    ^1.
    “If you want to understand what’s happening to our country, the book you really need to read is How Democracies Die.”— Paul Krugman

    How Democracies Die
    Steven Levitsky and Daniel Ziblatt

  8. @ KT2

    Suspect we could have a simpler conversation elsewhere to reduce think clutter here, and sorry for the sidetrack.

    Re your response though, I might have quotation marked “Grain of salt, cheers friend” … for example, to fix English readability.

    “But no comment on; slip slop slap – for air.”

    The obscurity aside (gracias though), “air” is the real takeaway for me. As I think sometimes, with attention the nose knows where humans can feel the cutting edge of universal evolution itself :).

  9. Andrew S, I entirely appropriated your line “Grain of salt, cheers friend”, and so did not use quotation marks, as in, cheers friend.

    I still have the old school view of olfactory which is mot really correct;
    “A 2017 study also revealed humans were more sensitive than mice to the smell of blood.”

    And it seem men are not as evolved as women – mild sarcasm!
    “however. Human women, whose sense of smell is more sensitive than men’s, ”
    https://www.scientificamerican.com/article/the-human-nose-knows-more-than-we-think/

    Thanks.

  10. I assume the economics of nuclear power hinge largely around its capital costs. In an era of low interest rates, these costs will have declined. Enough to make worth reconsidering?

  11. On reflection, capital intensive renewables such as wind and solar will also benefit from low interest rates. Maybe that partly answers my original question since it is relative costs that matter.

  12. KT2, please feel free to use strong sarcasm. It’s likely chefs who use their noses all the time in their work have more olfactory neurons than the average woman or man.

  13. I’d perform observations to find out, but you don’t bring a scalpel to a chef knife fight.

  14. Ronald, if we could only transfer olfactory nerve regeneragtion to spinal cord, we would be able to regrow cord.

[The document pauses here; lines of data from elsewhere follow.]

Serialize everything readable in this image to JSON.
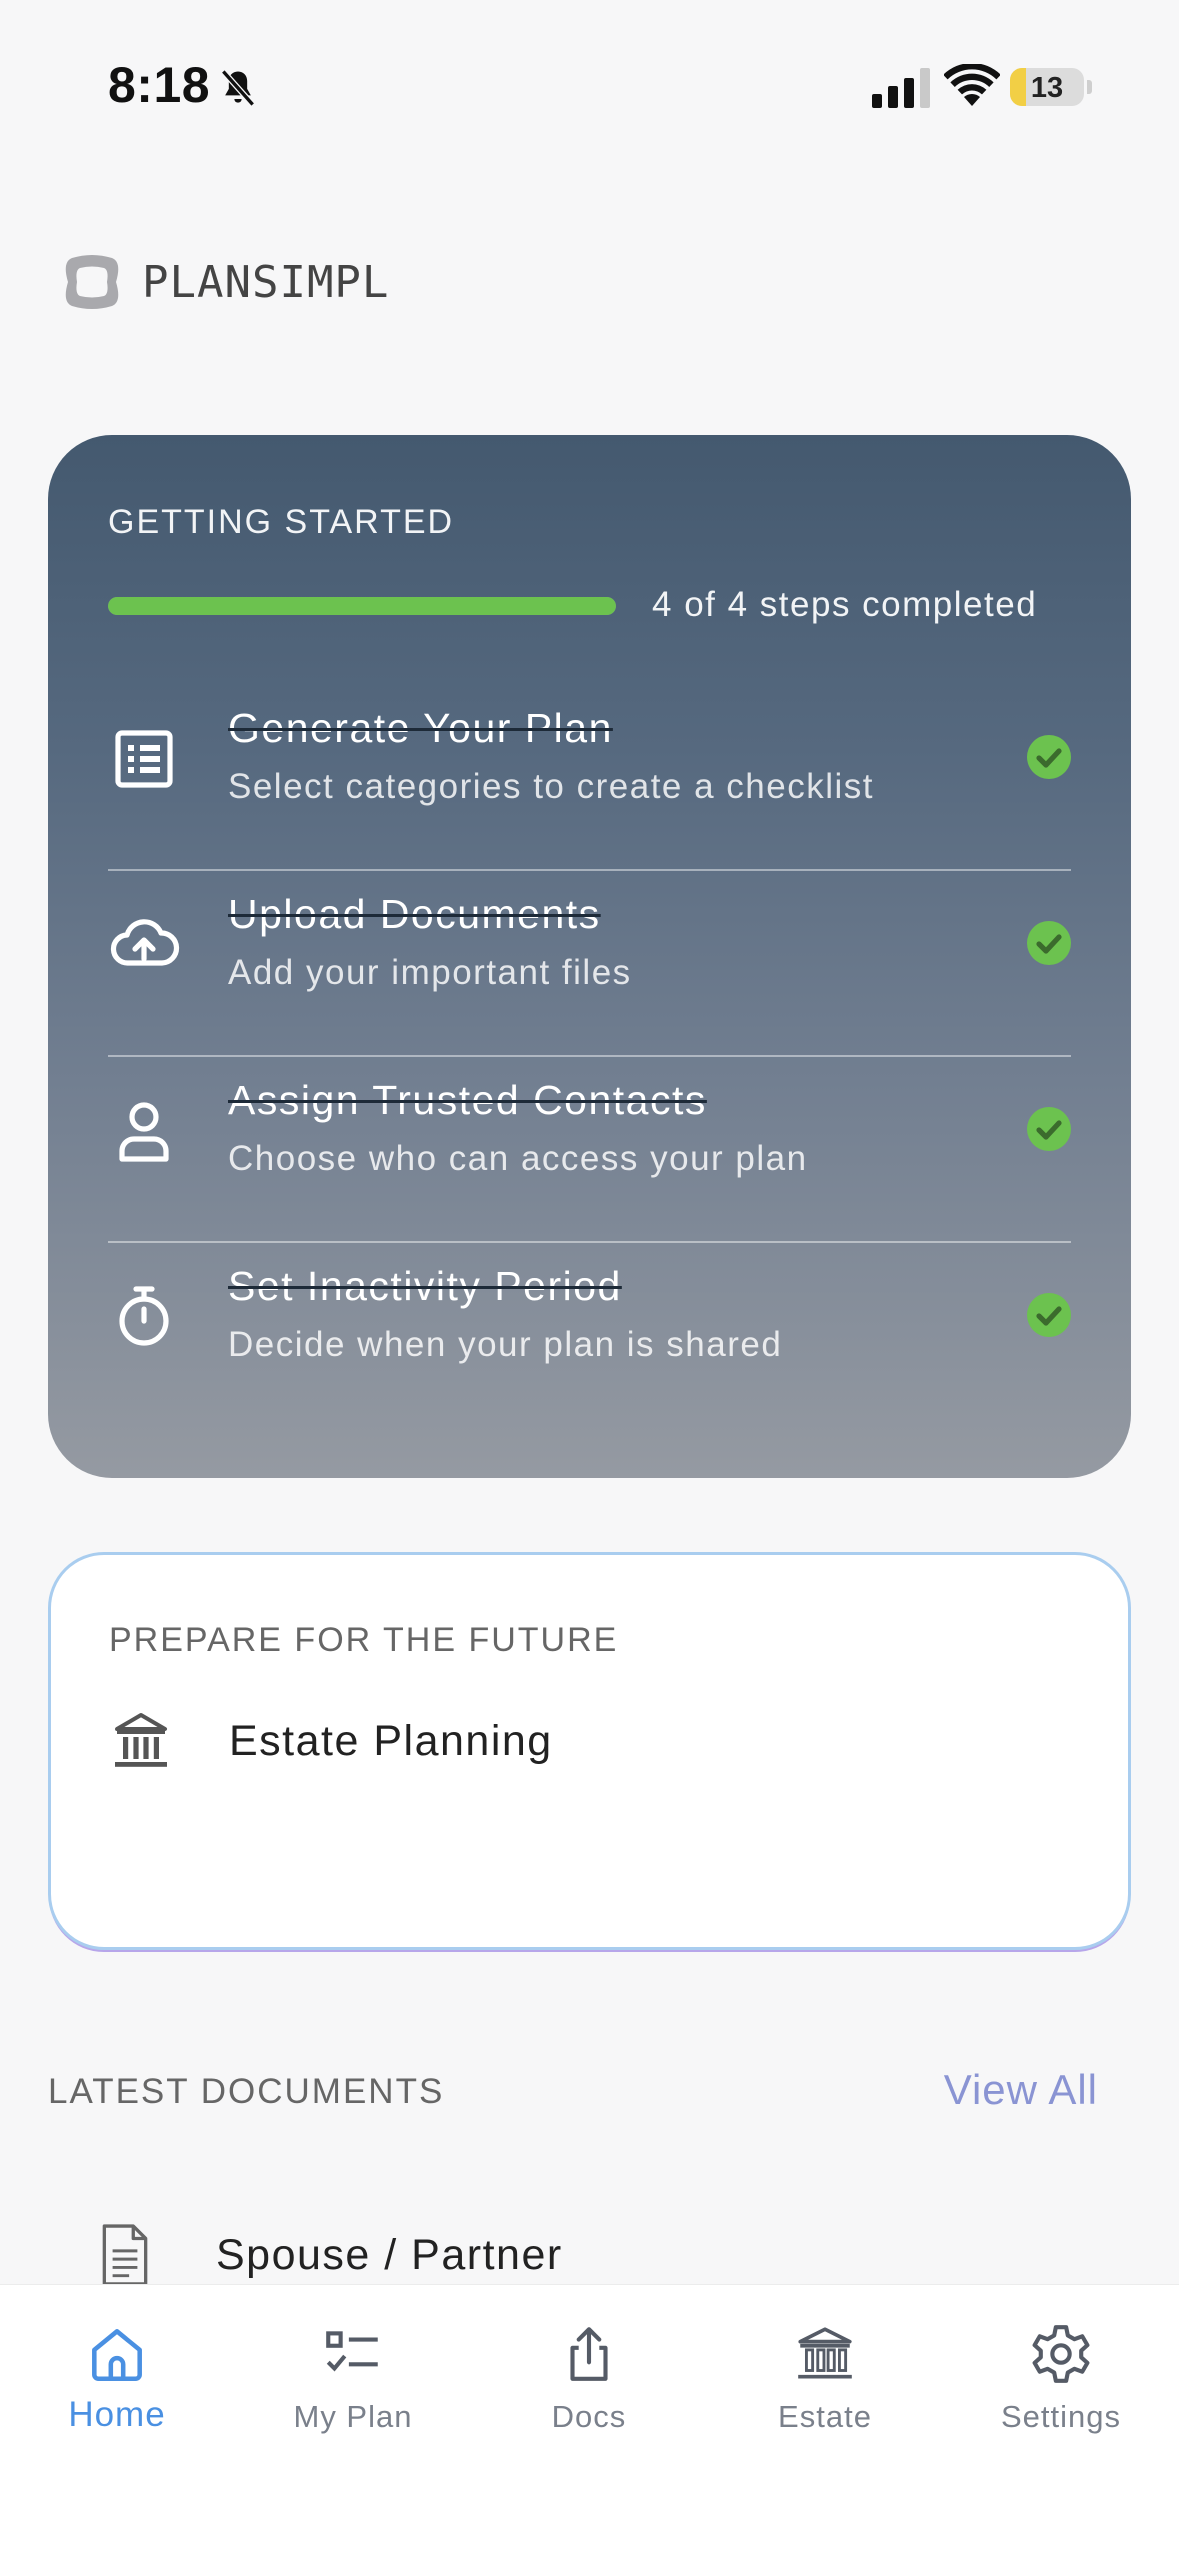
{
  "status_bar": {
    "time": "8:18",
    "battery": "13"
  },
  "brand": {
    "name": "PLANSIMPL"
  },
  "getting_started": {
    "title": "GETTING STARTED",
    "progress": {
      "completed": 4,
      "total": 4,
      "fraction": 1.0,
      "text": "4 of 4 steps completed"
    },
    "steps": [
      {
        "title": "Generate Your Plan",
        "subtitle": "Select categories to create a checklist",
        "icon": "checklist-icon",
        "done": true
      },
      {
        "title": "Upload Documents",
        "subtitle": "Add your important files",
        "icon": "cloud-upload-icon",
        "done": true
      },
      {
        "title": "Assign Trusted Contacts",
        "subtitle": "Choose who can access your plan",
        "icon": "person-icon",
        "done": true
      },
      {
        "title": "Set Inactivity Period",
        "subtitle": "Decide when your plan is shared",
        "icon": "stopwatch-icon",
        "done": true
      }
    ]
  },
  "prepare": {
    "title": "PREPARE FOR THE FUTURE",
    "item": {
      "label": "Estate Planning",
      "icon": "bank-icon"
    }
  },
  "latest_documents": {
    "title": "LATEST DOCUMENTS",
    "view_all": "View All",
    "items": [
      {
        "label": "Spouse / Partner",
        "icon": "document-icon"
      }
    ]
  },
  "tab_bar": {
    "tabs": [
      {
        "label": "Home",
        "icon": "home-icon",
        "active": true
      },
      {
        "label": "My Plan",
        "icon": "list-check-icon",
        "active": false
      },
      {
        "label": "Docs",
        "icon": "share-upload-icon",
        "active": false
      },
      {
        "label": "Estate",
        "icon": "bank-icon",
        "active": false
      },
      {
        "label": "Settings",
        "icon": "gear-icon",
        "active": false
      }
    ]
  },
  "colors": {
    "progress_fill": "#6cc24f",
    "check": "#6cc24f",
    "active_tab": "#4a90e2",
    "inactive_tab": "#7a808b",
    "view_all": "#8a94d3"
  }
}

    “the olfactory nerve is somewhat unusual among cranial nerves because it is capable of some regeneration if damaged.” But reqires “scientists say they were surprised to learn that the regeneration of olfactory tissue requires some of the same inflammatory processes and chemicals that create injury and loss of smell in the first place.
    Inflammation required for ‘smell’ tissue regeneration ”
    https://www.sciencedaily.com/releases/2017/08/170830094231.htm

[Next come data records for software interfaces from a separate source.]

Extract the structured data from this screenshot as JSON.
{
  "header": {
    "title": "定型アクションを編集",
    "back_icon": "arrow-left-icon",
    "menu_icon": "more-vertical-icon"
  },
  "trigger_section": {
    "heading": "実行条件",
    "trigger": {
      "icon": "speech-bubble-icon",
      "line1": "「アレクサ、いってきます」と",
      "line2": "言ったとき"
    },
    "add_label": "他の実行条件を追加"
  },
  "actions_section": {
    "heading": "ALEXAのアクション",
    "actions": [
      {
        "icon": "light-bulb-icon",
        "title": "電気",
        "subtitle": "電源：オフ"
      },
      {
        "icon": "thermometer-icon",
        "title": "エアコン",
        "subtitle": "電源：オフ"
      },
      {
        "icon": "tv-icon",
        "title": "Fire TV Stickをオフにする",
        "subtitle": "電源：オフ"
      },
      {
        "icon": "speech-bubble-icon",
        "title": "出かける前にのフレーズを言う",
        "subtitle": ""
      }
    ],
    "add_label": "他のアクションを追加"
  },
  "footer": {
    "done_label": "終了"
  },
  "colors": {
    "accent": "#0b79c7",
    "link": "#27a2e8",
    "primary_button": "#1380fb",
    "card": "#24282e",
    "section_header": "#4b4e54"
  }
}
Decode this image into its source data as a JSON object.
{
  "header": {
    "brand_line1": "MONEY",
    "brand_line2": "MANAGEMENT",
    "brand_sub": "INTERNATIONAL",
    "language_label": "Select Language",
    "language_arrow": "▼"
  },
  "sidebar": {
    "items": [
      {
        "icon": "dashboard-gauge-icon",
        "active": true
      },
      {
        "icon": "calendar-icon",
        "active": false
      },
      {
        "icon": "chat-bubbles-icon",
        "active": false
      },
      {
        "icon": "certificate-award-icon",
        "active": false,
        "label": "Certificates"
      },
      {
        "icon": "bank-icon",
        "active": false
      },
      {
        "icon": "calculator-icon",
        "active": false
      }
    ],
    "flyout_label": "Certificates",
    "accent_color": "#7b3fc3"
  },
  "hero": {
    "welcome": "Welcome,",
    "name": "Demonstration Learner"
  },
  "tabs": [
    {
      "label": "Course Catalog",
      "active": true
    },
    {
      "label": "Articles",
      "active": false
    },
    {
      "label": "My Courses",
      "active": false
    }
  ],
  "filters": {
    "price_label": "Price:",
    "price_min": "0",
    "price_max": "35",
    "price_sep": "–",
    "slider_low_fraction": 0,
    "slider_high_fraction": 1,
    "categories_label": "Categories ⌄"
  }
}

    And sarcasm. If I used my strong version I’d be banned for sure!

  15. @ KT2

    “however. Human women, whose sense of smell is more sensitive than men’s, ”

    My genuine thanks for a new science reference.

    Where human senses are patiently inversable (in my experience) via some meditation techniques, “olfactory” is my best takeaway from your response; and I’m directly reminded that empty humans can experience an unwordly perfume within themselves.

Leave a Reply

Fill in your details below or click an icon to log in:

WordPress.com Logo

You are commenting using your WordPress.com account. Log Out /  Change )

Google photo

You are commenting using your Google account. Log Out /  Change )

Twitter picture

You are commenting using your Twitter account. Log Out /  Change )

Facebook photo

You are commenting using your Facebook account. Log Out /  Change )

Connecting to %s